### [Exercise]
Would you repeat the entries below word for word and omit the pictures?

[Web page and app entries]

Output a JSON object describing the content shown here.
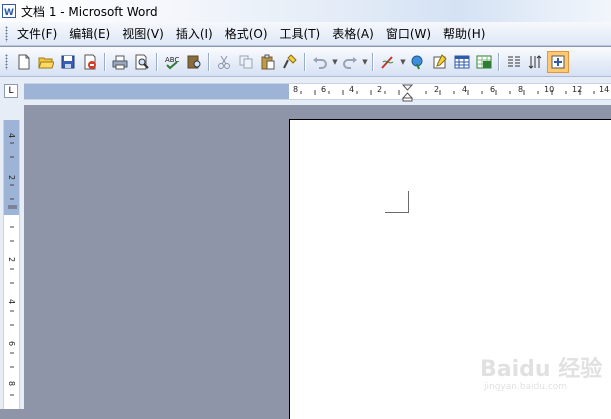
{
  "window": {
    "title": "文档 1 - Microsoft Word"
  },
  "menu": [
    {
      "label": "文件(F)"
    },
    {
      "label": "编辑(E)"
    },
    {
      "label": "视图(V)"
    },
    {
      "label": "插入(I)"
    },
    {
      "label": "格式(O)"
    },
    {
      "label": "工具(T)"
    },
    {
      "label": "表格(A)"
    },
    {
      "label": "窗口(W)"
    },
    {
      "label": "帮助(H)"
    }
  ],
  "toolbar": {
    "buttons": [
      {
        "icon": "new-document-icon"
      },
      {
        "icon": "open-folder-icon"
      },
      {
        "icon": "save-icon"
      },
      {
        "icon": "permission-icon"
      },
      {
        "icon": "print-icon"
      },
      {
        "icon": "print-preview-icon"
      },
      {
        "icon": "spelling-icon"
      },
      {
        "icon": "research-icon"
      },
      {
        "icon": "cut-icon"
      },
      {
        "icon": "copy-icon"
      },
      {
        "icon": "paste-icon"
      },
      {
        "icon": "format-painter-icon"
      },
      {
        "icon": "undo-icon"
      },
      {
        "icon": "redo-icon"
      },
      {
        "icon": "ink-icon"
      },
      {
        "icon": "hyperlink-icon"
      },
      {
        "icon": "tables-borders-icon"
      },
      {
        "icon": "insert-table-icon"
      },
      {
        "icon": "insert-excel-icon"
      },
      {
        "icon": "columns-icon"
      },
      {
        "icon": "drawing-icon"
      },
      {
        "icon": "document-map-icon"
      }
    ]
  },
  "hruler": {
    "labels": [
      "8",
      "6",
      "4",
      "2",
      "2",
      "4",
      "6",
      "8",
      "10",
      "12",
      "14"
    ]
  },
  "vruler": {
    "labels": [
      "4",
      "2",
      "2",
      "4",
      "6",
      "8"
    ]
  },
  "watermark": {
    "main": "Baidu 经验",
    "sub": "jingyan.baidu.com"
  },
  "colors": {
    "workspace": "#8e95a8",
    "ruler_margin": "#9eb4d6",
    "active_button": "#ffc873"
  }
}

### [Task output]
Output a JSON object describing the content shown here.
{
  "window": {
    "title": "文档 1 - Microsoft Word"
  },
  "menu": [
    {
      "label": "文件(F)"
    },
    {
      "label": "编辑(E)"
    },
    {
      "label": "视图(V)"
    },
    {
      "label": "插入(I)"
    },
    {
      "label": "格式(O)"
    },
    {
      "label": "工具(T)"
    },
    {
      "label": "表格(A)"
    },
    {
      "label": "窗口(W)"
    },
    {
      "label": "帮助(H)"
    }
  ],
  "toolbar": {
    "buttons": [
      {
        "icon": "new-document-icon"
      },
      {
        "icon": "open-folder-icon"
      },
      {
        "icon": "save-icon"
      },
      {
        "icon": "permission-icon"
      },
      {
        "icon": "print-icon"
      },
      {
        "icon": "print-preview-icon"
      },
      {
        "icon": "spelling-icon"
      },
      {
        "icon": "research-icon"
      },
      {
        "icon": "cut-icon"
      },
      {
        "icon": "copy-icon"
      },
      {
        "icon": "paste-icon"
      },
      {
        "icon": "format-painter-icon"
      },
      {
        "icon": "undo-icon"
      },
      {
        "icon": "redo-icon"
      },
      {
        "icon": "ink-icon"
      },
      {
        "icon": "hyperlink-icon"
      },
      {
        "icon": "tables-borders-icon"
      },
      {
        "icon": "insert-table-icon"
      },
      {
        "icon": "insert-excel-icon"
      },
      {
        "icon": "columns-icon"
      },
      {
        "icon": "drawing-icon"
      },
      {
        "icon": "document-map-icon"
      }
    ]
  },
  "hruler": {
    "labels": [
      "8",
      "6",
      "4",
      "2",
      "2",
      "4",
      "6",
      "8",
      "10",
      "12",
      "14"
    ]
  },
  "vruler": {
    "labels": [
      "4",
      "2",
      "2",
      "4",
      "6",
      "8"
    ]
  },
  "watermark": {
    "main": "Baidu 经验",
    "sub": "jingyan.baidu.com"
  },
  "colors": {
    "workspace": "#8e95a8",
    "ruler_margin": "#9eb4d6",
    "active_button": "#ffc873"
  }
}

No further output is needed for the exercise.